Early one Monday morning, in May 2014, police raided the Parisian apartment of a man called Good Guy Boris.
An anti-graffiti task force decided to make an example out of him for his role in documenting a culture of ‘trespassing and vandalism’.
After three days of questioning, Boris was held for four months in Europe’s largest prison – Fleury-Mérogis – awaiting trial.
But the experience allowed him to reflect on the path leading up to that point and where it would likely take him next.
“I managed to turn it into something positive,” he says now. “I trained my body and mind so that I would leave there twice as strong and twice as motivated.
“If this hadn’t happened, many good things would never have followed, so I really took the experience as a part of my journey.”
It started it Bulgaria, when a 12-year-old Boris first picked up a spray can and drew the local football club’s name surrounded by penises.
His father – a strict man who had instilled in him the value of honesty and hard work – decided not to punish him that day, leaving Boris room to explore a new creative outlet.
“Even though, where I come from [graffiti] pieces have a much longer lifetime than elsewhere in Europe, I was aware that my creations were ephemeral,” he says. “Therefore in order to preserve the memory, I started to photograph them.”
At first it was just pictures of stuff that he and his friends made, but gradually he focused more on the action and atmosphere – finding it so fascinating that he gave up writing to focus entirely on documentation.
It didn’t take long before Boris took things to another level. By the age of 14, he was working for his dad’s business and, within a year, left home to strike out on his own.

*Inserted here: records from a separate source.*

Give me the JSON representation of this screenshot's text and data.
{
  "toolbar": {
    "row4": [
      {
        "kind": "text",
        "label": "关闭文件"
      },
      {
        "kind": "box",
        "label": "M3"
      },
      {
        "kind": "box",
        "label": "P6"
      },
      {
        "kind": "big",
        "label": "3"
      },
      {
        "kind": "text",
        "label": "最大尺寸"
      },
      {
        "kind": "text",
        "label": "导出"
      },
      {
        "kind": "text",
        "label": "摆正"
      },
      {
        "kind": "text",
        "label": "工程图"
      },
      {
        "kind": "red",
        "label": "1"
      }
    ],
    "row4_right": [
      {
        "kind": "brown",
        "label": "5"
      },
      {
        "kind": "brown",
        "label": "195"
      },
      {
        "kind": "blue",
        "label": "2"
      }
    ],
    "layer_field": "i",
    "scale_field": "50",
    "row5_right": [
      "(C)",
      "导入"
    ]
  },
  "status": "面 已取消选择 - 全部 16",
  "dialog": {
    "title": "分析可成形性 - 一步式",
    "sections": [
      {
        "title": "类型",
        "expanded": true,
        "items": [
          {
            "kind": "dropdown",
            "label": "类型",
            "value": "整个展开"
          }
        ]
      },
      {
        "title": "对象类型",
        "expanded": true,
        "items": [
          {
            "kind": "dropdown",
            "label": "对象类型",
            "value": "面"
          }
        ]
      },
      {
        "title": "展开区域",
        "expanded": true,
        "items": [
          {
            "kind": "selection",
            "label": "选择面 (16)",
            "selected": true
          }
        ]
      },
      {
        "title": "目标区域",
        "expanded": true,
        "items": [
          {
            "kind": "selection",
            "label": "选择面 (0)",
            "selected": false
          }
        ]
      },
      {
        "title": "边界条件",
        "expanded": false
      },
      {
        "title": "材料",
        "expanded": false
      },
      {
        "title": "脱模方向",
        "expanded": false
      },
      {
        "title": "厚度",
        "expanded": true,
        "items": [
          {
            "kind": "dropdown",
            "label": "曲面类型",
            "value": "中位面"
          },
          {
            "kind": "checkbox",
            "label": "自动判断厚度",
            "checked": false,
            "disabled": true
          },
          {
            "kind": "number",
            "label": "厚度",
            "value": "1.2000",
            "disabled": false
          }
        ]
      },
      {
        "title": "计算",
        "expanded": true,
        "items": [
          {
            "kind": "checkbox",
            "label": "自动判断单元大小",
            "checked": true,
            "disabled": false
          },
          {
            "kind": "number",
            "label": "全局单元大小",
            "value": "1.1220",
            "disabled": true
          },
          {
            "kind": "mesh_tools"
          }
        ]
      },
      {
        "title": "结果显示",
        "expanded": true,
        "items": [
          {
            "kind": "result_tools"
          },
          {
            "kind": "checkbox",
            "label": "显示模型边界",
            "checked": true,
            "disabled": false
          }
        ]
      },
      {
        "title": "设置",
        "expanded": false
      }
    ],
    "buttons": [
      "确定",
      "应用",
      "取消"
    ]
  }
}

“My obsession with graffiti and art in general drew me to work on different projects – one of them was a magazine that I curated and designed myself,” he says.
“The advertising agency who published it loved my hustle and I quickly started working for them, which was enough to learn 3D animation as well as master my design, photography and video production skills.”
That helped Boris land a job as a 3D designer for an architectural company… but it went bust within six months, inspiring him to launch his own enterprise instead.
At the time, Boris explains, the media took no notice of the culture surrounding street art.
It was a still long way from being considered fashionable, embraced by big brands, and the teenager found it hard to get his reportage taken seriously by publications.
“I was a nobody,” he says, explaining why he founded graffiti website the Grifters, “and the hype had yet to come.”
At first, The Grifters was a photo blog where he invited friends to document the graffiti ‘lifestyle’ through film photography. It quickly morphed into an art collective and culture journal but, to develop it as a platform, Boris knew he needed to get out of Bulgaria.
He picked the one place in Europe that seemed to be overflowing with art – Paris – and headed there with just a backpack and a dream, “even though I spoke zero French”.
There, Boris began trying to break all the established ‘rules’ within graffiti culture: documenting work that wasn’t beautiful or technically perfect, showing the faces of those involved and introducing an element of humour to a discipline widely considered criminal.
He earned the trust of notorious graffiti writers – “The name Good Guy Boris was not invented but given to me” – with certain relationships forming episodes of an online video series called The Grifters Code, often involving daredevil antics that would piss off police and run high risks.
“It’s a big responsibility to hold that kind of footage, but that is the game: the job of documenting,” he says.
“Once you agree to be filmed, you have to be aware of what the consequences might be, just as you have to be aware of the consequences when you paint on someone else’s property.”
Once Boris was released from prison, he upped his momentum: branching into documentaries, exhibitions and panel talks as well as developing his own artistic career.
He was determined to introduce the ‘atypical’ ideas of graffiti’s underground to the wider world, bridging the gap between galleries and anonymous street artists.
While launching an exhibition called Graffiti Without Graffiti in Berlin, Boris noticed something he’d only heard about from friends: the red and blue tags (reminiscent of the Brazilian Pixadores) that covered the buildings of Kreuzberg.
They’d been put there by an adrenaline-fuelled crew (Berlin Kidz) who took graffiti writing to a new level: jumping trains and abseiling down buildings with acrobatic panache.
“Even in the moments when they were improvising, everything was handled flawlessly,” he says.
“I really appreciate people who know their city and do not need any permission to do what they want… Once you meet someone like that, you understand the true meaning of living free.”
Capturing Berlin Kidz in Über Freaks, episode six of the Grifters Code, felt like a good opportunity to close out the series and collect the lessons learned along the way in a book: Grifters Code: Documenting Modern Graffiti Writing, before moving on to the next part of his journey.
“I grew up,” says Boris. “I got new skills and my vision on how documentary should look changed. It’s a natural progression.
“As the Grifters evolved from film photography to video, the Grifters Code had to evolve too. This is why I closed the chapter… Now it’s time for something better, to raise the bar again.”